Search teams located two of the three occupants of the balloon by noon Saturday. Remains were sent to the chief medical examiner in Richmond, Virginia State Police spokeswoman Corinne Geller said at a press conference.
"We have still not located the basket or the balloon, but we do continue to locate debris," Geller said, noting the fire may have burned up the parachute and basket. "It can be like looking for a needle in a haystack."
Geller says police are hopeful they will find the third occupant by Saturday evening. "We have three deceased people and our focus is on finding the third person," she said.
The Washington Post identified two of the victims as women's basketball officials at the University of Richmond: associate head coach Ginny Doyle, 44; and Natalie Lewis, 24, the director of basketball operations. The paper identified Lewis as the missing passenger; the third victim was not identified.
The incident happened shortly before 8 p.m. Friday evening in Caroline County, Va., after three hot-air balloons took off from Meadow Event Park. Two of the balloons landed safely, but as the third balloon attempted to land, it struck a power line and burst into flames.
"It contacted power lines, caught on fire and crashed in a wooded area," says Peter Knudson, a spokesman for the National Transportation Safety Board.
At the time, the weather was good, he said. "It wasn't inclement."
Investigators found some pieces of the Eagle balloon, but are still searching for major components, Knudson said late Saturday afternoon.
It appears that the occupants left the basket before it crashed, he said, adding that it wasn't clear if they fell or jumped.
Twenty balloonists from the Mid-Atlantic region were set to participate in the weekend festival, said Greg Hicks, a spokesman for Meadow Event Park, which also is the site of the State Fair of Virginia.
"It's just a shocking situation for everyone," Hicks said.
Based on witness accounts, the pilot attempted to regain control of the balloon and manage the fire. At one point, the balloon's two passengers leapt from the basket. Witnesses recall hearing an explosion, and the fire continued to spread. The basket and the balloon then separated.

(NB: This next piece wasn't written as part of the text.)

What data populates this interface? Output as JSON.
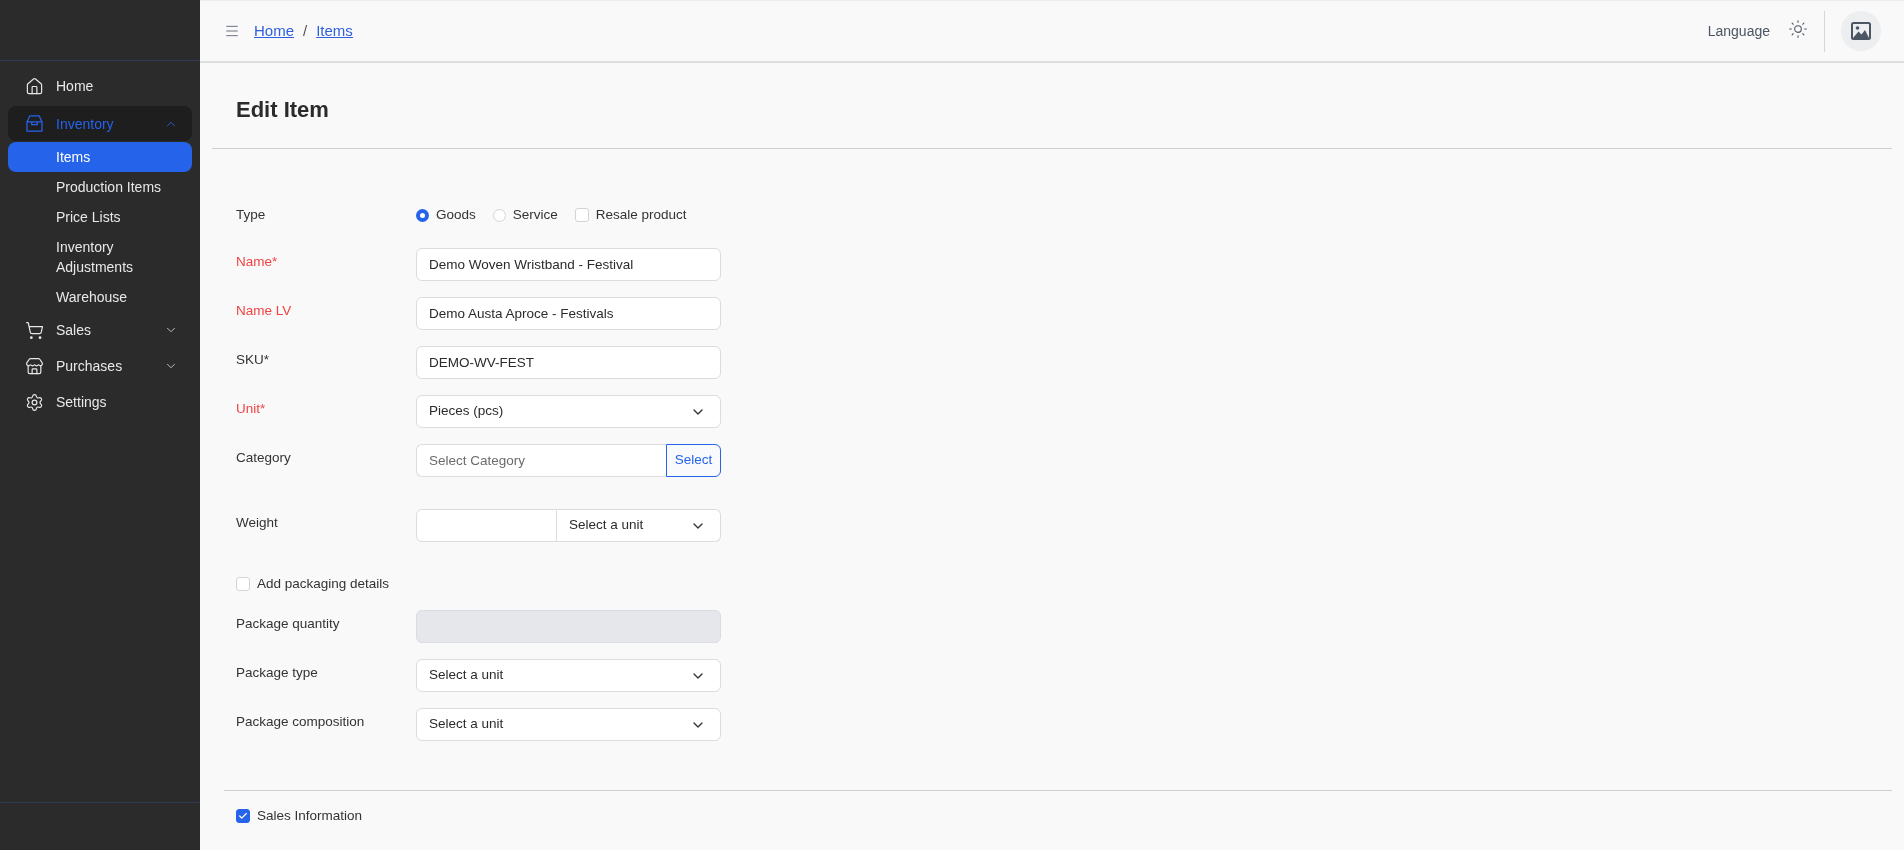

"As soon as we looked up, the thing blew up right there," witness Debra Ferguson told The Free Lance-Star of Fredericksburg, Va. "All I heard was, 'Oh my God, Oh my God,' and all you saw was the top of the balloon still flying, but all of the basket was gone. All of the flames just disappeared. ... It was like a match — poof — and then it was gone."
Carrie Hager-Bradley said she saw the balloon in flames on her way home from the grocery store and heard people yelling, according to WWBT TV.
"They were just screaming for anybody to help them," the station quoted her as saying. "'Help me, help me, sweet Jesus, help. I'm going to die. Oh my God, I'm going to die,'" Hager-Bradley said she heard one person screaming.
There have been hundreds of hot air balloon accidents in the U.S. and overseas, according to records from the National Transportation Safety Board.
The majority aren't fatal. However, in February 2013, at least 19 people died after a hot air balloon flying over Luxor, Egypt's city of pyramids, caught fire and plunged down into a sugar cane field.
"Ballooning is normally a very safe, routine activity," Glen Moyer, editor of Ballooning magazine, the in-house publication of the 2,200-member Balloon Federation of America said after the Luxor crash. "It's an activity that thousands of people participate in all the time and do so safely."
In the U.S., hot air balloons -- which use propane gas to heat the air that rises into the balloon and lifts it -- are built to standards approved by the FAA, Moyer said. In order to get a license, pilots must demonstrate a proficiency in emergency skills as well as the ability to operate the balloon. They then must go through a flight review every two years, he said.